Homs has been gutted by more than two years of war. The photos produced by the group these days are melancholy tableaus from a crippled city: deserted streets, children playing among leveled buildings, a spent artillery shell repurposed as a flower vase containing a single rose. The group’s mission is half documentary (Which areas of the city are still standing? Which are destroyed?) and half artistic. “People don't give a shit about politics,” Salma says. “So maybe through art you can do something."
As the regime’s attacks on Homs went through several periods of escalation and more residents left the city, the group began receiving more and more requests from exiled Homsis. People wanted to know if their houses, schools, and businesses were still standing. “We always have to reply to these people, and also to discuss with the team if this area is dangerous,” Salma says. “Sometimes you take the risk, but sometimes it’s too dangerous. You can’t lose a photographer to take a photo for someone who is living in Washington.”
The results of these excursions has ranged from the perilous to the poignant. “Sometimes you take a photo from far away and say, ‘Here, there’s a sniper so we couldn’t go in,” Salma says. Other times they’d find the Free Syrian Army operating in the house. Sometimes all that remained of the houses were piles of rubble. On the floor of one bombed-out house the photographers found a couple’s framed wedding photo. In a musician’s house, they found an FSA fighter sitting in a corner, strumming a left-behind guitar.

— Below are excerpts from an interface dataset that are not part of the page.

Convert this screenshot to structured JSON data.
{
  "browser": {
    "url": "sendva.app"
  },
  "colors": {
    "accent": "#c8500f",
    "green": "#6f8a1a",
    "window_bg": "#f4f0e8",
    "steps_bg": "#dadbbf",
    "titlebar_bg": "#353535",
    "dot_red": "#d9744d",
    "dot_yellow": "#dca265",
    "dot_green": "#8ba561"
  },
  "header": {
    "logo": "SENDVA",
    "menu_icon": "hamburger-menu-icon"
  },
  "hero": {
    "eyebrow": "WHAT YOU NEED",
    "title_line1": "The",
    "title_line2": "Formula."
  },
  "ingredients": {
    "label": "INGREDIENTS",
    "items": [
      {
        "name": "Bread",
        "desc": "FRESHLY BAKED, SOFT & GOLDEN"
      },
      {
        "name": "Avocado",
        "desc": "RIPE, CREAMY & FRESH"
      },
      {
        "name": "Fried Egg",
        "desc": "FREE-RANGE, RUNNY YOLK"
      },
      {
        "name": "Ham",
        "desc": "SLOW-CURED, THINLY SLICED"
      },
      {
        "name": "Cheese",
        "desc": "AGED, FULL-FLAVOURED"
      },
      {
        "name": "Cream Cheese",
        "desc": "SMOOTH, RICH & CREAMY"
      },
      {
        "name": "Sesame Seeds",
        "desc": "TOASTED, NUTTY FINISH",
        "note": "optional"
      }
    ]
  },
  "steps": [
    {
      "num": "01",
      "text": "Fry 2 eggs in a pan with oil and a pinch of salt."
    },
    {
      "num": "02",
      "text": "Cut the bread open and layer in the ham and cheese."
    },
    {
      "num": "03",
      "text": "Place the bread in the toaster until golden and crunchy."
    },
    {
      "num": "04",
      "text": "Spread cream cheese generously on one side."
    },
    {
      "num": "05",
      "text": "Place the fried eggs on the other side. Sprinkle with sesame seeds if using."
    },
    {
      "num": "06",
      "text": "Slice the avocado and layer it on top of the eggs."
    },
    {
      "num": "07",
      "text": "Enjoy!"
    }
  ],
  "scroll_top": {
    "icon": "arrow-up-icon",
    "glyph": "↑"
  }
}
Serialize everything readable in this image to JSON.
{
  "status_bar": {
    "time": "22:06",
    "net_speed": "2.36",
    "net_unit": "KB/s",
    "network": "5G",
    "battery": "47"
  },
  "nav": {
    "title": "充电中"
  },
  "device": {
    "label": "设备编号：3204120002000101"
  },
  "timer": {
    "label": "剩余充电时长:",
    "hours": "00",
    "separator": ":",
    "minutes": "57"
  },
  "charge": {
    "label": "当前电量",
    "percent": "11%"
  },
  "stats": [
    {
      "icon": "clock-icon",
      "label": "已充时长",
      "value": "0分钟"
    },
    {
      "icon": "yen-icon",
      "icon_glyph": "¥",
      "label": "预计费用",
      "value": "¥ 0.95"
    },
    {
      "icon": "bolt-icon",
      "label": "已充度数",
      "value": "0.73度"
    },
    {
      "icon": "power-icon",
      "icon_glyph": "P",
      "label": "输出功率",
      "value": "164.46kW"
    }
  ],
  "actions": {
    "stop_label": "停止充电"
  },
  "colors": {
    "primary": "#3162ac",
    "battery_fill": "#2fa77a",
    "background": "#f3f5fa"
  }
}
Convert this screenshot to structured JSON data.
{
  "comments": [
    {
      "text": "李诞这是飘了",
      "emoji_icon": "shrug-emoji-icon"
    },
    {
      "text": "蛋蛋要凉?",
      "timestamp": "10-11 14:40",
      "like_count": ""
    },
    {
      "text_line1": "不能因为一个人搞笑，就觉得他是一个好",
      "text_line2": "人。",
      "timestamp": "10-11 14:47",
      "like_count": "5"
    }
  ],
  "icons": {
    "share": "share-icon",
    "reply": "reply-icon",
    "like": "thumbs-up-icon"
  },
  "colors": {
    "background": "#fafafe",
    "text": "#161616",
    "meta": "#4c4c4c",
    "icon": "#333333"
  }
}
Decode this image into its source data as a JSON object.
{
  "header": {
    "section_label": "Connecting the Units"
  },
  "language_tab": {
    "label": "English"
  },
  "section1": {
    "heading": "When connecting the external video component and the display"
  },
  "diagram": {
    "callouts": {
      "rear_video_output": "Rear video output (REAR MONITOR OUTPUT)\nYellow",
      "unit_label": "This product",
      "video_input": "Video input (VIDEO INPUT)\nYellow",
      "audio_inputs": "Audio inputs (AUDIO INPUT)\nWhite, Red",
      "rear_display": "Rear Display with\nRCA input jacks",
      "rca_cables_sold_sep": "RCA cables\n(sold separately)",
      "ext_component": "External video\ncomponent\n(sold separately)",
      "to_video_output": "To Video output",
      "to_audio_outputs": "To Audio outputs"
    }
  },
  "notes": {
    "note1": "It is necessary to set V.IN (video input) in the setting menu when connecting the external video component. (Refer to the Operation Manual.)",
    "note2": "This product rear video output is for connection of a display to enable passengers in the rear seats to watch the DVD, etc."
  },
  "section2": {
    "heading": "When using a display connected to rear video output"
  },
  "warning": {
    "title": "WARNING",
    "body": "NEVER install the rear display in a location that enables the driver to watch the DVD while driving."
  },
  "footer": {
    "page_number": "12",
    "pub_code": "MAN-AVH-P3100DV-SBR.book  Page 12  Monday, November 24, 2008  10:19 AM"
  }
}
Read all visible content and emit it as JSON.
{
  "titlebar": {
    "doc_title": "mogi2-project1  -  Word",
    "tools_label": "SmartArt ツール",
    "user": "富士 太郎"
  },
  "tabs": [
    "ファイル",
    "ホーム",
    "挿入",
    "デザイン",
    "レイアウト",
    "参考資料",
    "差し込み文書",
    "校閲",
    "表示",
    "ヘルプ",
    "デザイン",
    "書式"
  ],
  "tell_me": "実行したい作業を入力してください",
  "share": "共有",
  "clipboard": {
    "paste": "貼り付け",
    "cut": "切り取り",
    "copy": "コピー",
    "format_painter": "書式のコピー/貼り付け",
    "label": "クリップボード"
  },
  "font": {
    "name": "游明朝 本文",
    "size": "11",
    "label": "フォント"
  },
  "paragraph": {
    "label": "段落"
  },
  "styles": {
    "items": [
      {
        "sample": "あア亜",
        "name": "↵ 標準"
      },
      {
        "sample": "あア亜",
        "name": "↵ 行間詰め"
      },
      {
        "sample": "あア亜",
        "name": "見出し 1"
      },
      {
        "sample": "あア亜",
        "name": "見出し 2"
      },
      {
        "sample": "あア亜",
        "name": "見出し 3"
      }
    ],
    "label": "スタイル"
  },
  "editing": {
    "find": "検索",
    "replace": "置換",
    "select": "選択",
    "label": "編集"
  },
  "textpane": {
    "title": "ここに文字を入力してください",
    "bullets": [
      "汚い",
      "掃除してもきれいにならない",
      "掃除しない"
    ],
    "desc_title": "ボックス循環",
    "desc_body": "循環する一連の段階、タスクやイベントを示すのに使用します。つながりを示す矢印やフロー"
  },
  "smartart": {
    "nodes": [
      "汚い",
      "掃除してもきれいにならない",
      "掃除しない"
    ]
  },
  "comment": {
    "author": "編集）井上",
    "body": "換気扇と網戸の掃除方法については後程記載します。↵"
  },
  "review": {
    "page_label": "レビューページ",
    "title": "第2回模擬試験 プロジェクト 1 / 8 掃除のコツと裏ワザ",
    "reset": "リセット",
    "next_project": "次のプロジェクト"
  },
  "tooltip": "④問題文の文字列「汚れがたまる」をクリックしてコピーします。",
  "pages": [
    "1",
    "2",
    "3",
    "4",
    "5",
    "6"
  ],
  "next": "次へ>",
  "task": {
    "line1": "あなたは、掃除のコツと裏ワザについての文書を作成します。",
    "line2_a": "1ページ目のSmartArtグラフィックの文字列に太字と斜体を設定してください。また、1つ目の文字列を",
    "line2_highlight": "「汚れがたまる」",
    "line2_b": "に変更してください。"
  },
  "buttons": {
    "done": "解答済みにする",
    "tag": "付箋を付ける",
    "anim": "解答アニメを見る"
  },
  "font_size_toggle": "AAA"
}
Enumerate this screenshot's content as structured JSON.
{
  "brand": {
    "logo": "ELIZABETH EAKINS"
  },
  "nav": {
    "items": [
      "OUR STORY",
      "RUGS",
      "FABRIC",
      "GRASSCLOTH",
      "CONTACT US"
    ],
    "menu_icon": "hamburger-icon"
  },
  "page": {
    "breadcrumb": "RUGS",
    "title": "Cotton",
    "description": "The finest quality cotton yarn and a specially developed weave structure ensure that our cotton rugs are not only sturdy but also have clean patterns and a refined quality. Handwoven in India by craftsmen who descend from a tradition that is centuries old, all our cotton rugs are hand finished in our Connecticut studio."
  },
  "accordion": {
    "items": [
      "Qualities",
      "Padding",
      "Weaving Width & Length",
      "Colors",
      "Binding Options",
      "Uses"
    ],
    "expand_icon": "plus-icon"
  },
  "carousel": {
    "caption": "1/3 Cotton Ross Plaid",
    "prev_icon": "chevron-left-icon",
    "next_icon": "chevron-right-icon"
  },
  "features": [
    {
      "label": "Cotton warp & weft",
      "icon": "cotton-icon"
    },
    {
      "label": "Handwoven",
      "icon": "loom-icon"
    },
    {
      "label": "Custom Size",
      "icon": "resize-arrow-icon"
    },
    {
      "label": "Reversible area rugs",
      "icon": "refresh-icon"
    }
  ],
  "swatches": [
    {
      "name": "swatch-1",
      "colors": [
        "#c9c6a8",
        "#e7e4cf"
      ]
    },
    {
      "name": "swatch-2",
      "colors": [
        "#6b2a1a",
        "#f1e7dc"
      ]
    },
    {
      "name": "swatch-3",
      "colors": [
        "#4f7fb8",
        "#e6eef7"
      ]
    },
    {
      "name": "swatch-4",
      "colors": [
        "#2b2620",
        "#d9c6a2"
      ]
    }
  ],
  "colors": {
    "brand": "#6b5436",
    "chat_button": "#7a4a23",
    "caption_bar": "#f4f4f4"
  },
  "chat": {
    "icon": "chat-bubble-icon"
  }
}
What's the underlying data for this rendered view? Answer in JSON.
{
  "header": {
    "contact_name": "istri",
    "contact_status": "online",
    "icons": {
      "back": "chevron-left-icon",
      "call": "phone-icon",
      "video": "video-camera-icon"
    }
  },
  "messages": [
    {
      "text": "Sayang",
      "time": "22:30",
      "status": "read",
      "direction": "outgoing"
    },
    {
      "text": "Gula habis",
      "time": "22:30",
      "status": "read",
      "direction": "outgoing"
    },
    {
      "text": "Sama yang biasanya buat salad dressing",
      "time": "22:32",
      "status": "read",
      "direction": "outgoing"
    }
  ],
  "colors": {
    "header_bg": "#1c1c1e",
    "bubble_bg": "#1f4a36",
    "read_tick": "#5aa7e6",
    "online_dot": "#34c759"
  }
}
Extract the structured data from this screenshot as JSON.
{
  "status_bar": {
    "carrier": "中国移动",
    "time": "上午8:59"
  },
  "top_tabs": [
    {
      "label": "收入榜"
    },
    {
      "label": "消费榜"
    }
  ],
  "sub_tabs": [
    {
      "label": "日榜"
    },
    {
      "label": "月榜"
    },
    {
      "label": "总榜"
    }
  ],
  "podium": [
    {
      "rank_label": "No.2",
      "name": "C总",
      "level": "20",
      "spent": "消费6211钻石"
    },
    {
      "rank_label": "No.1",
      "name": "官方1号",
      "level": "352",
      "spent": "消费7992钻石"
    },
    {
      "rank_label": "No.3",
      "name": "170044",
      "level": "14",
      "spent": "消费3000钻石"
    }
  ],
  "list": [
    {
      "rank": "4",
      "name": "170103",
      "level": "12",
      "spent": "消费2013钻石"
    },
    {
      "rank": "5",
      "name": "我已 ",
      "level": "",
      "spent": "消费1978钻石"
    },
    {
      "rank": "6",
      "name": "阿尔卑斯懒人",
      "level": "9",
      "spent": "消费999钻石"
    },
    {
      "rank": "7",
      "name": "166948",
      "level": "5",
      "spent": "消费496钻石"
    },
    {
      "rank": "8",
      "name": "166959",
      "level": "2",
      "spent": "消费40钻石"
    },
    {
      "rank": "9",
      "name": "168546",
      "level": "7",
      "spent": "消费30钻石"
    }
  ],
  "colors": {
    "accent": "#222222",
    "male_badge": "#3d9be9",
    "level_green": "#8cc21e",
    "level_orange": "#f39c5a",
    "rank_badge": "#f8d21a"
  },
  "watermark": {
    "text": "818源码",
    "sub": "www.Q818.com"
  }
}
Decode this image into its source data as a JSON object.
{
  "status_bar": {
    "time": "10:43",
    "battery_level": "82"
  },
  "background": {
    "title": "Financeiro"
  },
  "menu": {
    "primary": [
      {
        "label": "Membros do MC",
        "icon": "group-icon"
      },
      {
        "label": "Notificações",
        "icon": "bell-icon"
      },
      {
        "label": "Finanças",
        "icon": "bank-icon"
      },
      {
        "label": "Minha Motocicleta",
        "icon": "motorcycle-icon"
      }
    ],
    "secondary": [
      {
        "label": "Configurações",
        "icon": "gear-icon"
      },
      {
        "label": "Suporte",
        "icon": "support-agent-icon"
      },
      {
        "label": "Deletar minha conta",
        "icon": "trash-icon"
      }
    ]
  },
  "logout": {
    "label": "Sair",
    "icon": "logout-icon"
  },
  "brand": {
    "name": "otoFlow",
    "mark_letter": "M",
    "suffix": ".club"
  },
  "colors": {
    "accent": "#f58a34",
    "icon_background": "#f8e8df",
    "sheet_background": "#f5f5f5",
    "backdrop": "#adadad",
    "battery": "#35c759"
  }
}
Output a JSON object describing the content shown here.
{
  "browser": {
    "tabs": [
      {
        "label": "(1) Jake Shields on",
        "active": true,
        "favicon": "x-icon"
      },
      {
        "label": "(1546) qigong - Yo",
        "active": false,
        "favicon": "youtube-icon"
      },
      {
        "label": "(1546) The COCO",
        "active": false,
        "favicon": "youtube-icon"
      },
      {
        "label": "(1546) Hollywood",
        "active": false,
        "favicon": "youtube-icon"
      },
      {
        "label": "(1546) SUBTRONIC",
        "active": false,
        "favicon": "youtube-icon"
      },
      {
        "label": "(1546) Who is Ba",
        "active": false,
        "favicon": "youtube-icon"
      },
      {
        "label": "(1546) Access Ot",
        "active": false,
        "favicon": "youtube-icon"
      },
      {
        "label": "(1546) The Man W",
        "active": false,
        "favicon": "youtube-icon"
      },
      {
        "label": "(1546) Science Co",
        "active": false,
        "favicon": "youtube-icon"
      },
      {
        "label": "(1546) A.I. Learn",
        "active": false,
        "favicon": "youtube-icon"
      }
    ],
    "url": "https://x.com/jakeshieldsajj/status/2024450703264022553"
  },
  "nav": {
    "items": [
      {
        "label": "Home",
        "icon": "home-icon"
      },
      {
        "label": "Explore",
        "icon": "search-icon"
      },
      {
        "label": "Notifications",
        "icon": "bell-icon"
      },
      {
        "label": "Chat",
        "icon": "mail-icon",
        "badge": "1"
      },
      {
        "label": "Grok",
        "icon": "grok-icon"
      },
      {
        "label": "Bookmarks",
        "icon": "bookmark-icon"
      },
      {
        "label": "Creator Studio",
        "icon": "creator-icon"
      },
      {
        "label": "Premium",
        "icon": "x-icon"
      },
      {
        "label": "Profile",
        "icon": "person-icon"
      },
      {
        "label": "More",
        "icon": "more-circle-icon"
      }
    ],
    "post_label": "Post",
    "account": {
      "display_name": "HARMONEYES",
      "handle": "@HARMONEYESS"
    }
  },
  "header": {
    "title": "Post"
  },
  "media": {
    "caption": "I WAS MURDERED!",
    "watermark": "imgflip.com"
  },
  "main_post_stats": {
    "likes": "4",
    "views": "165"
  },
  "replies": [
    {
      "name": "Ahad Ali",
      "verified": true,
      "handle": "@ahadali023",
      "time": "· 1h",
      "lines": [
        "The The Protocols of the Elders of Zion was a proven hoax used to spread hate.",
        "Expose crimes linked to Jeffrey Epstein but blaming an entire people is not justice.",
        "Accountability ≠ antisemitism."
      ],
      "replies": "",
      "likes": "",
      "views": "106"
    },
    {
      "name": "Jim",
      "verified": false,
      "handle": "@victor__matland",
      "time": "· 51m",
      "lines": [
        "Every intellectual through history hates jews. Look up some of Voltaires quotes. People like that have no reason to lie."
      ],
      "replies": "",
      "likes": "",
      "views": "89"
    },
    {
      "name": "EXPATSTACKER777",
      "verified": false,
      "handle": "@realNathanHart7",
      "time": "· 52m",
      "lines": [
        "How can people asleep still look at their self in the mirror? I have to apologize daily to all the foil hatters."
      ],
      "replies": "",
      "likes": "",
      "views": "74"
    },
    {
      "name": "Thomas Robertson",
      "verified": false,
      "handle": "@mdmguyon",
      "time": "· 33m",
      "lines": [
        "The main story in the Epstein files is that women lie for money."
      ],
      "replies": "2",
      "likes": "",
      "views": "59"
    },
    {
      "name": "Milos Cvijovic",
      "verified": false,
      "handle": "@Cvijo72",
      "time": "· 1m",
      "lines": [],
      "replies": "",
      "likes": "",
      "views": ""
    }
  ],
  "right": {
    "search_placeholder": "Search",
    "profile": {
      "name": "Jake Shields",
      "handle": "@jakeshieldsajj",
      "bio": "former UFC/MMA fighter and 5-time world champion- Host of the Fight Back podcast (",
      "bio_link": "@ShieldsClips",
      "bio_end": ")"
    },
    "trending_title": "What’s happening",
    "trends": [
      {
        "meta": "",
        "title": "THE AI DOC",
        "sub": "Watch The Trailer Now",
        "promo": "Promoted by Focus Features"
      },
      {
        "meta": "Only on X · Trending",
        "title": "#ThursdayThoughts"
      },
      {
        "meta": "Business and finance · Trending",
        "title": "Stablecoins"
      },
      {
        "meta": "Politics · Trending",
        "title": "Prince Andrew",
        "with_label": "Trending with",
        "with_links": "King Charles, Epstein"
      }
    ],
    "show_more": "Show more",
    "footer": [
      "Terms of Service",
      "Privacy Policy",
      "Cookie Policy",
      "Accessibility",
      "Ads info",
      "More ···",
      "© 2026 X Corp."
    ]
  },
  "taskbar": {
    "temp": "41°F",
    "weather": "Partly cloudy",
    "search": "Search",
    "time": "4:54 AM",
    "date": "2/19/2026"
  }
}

But for every touching moment Diaa and Basel captured, they documented a dozen tragic ones. In January the group posted a photo of a brother and sister standing in a sunlit alleyway in a besieged section of Homs. In the image, the boy, Yaseen, is sitting on a red bicycle. The girl, Maryam, is holding a cat. Half an hour later, the photographers reported the two were killed by a mortar shellfired by government forces.